Placed in the context of scandals surrounding Houellebecq’s novels, Anéantir (2022) is described as strategically losing its political and other plots to focus on the death of its protagonist. This narrative choice cannot, however, dispense with questions raised by representations of race (universalism, colourism, racialization, gender); by colonial and postcolonial exploitation (including the Françafrique); and by ‘green-bashing’, anthropocentrism and the elision of differential impacts of climate change. These questions are considered in terms of necropolitical power over who lives or dies (Mbembe 2003), and precarious lives experienced as ‘slow death’ (Berlant 2007). Fiction is established as always already a form of necropolitics–of textual decisions of life and death. Whilst climate catastrophe is not foregrounded in this predominantly anthropocentric narrative, the ultimate question is whether Houellebecq intends any kind of self-reflexive ‘ecocritique’ (Morton 2009), or whether the gravest global scandal—of human contributions to climate change—is ignored.
|Journal||French Cultural Studies|

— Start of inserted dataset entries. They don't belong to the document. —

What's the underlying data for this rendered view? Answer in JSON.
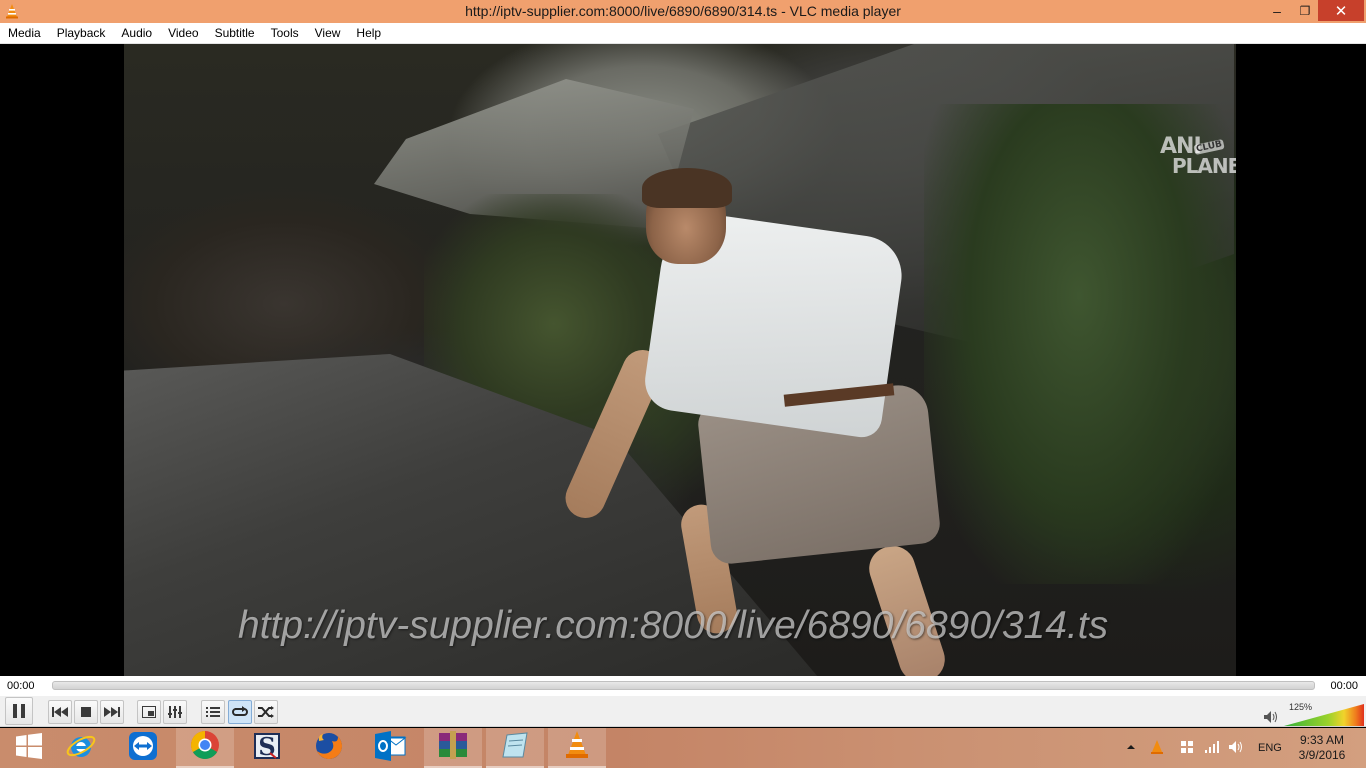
{
  "window": {
    "title": "http://iptv-supplier.com:8000/live/6890/6890/314.ts - VLC media player",
    "minimize": "–",
    "maximize": "❐",
    "close": "✕"
  },
  "menu": {
    "items": [
      "Media",
      "Playback",
      "Audio",
      "Video",
      "Subtitle",
      "Tools",
      "View",
      "Help"
    ]
  },
  "video": {
    "channel_logo_line1": "ANI",
    "channel_logo_club": "CLUB",
    "channel_logo_line2": "PLANET",
    "overlay_text": "http://iptv-supplier.com:8000/live/6890/6890/314.ts"
  },
  "seek": {
    "elapsed": "00:00",
    "total": "00:00",
    "position": 0
  },
  "controls": {
    "buttons": [
      {
        "name": "pause-button",
        "icon": "pause-icon"
      },
      {
        "name": "previous-button",
        "icon": "skip-previous-icon"
      },
      {
        "name": "stop-button",
        "icon": "stop-icon"
      },
      {
        "name": "next-button",
        "icon": "skip-next-icon"
      },
      {
        "name": "fullscreen-button",
        "icon": "fullscreen-icon"
      },
      {
        "name": "extended-settings-button",
        "icon": "equalizer-icon"
      },
      {
        "name": "playlist-button",
        "icon": "playlist-icon"
      },
      {
        "name": "loop-button",
        "icon": "loop-icon",
        "active": true
      },
      {
        "name": "shuffle-button",
        "icon": "shuffle-icon"
      }
    ],
    "volume_label": "125%",
    "volume_level": 1.25
  },
  "taskbar": {
    "apps": [
      "start-button",
      "internet-explorer",
      "teamviewer",
      "chrome",
      "sniper-app",
      "firefox",
      "outlook",
      "winrar",
      "notepad-app",
      "vlc"
    ],
    "tray_language": "ENG",
    "clock_time": "9:33 AM",
    "clock_date": "3/9/2016"
  },
  "colors": {
    "titlebar": "#f0a06e",
    "close_button": "#c7402b",
    "vlc_orange": "#f28c10",
    "taskbar": "#c98c6c"
  }
}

|Publication status||Accepted/In press - 21 Nov 2022|
- slow death
- La Françafrique
- climate change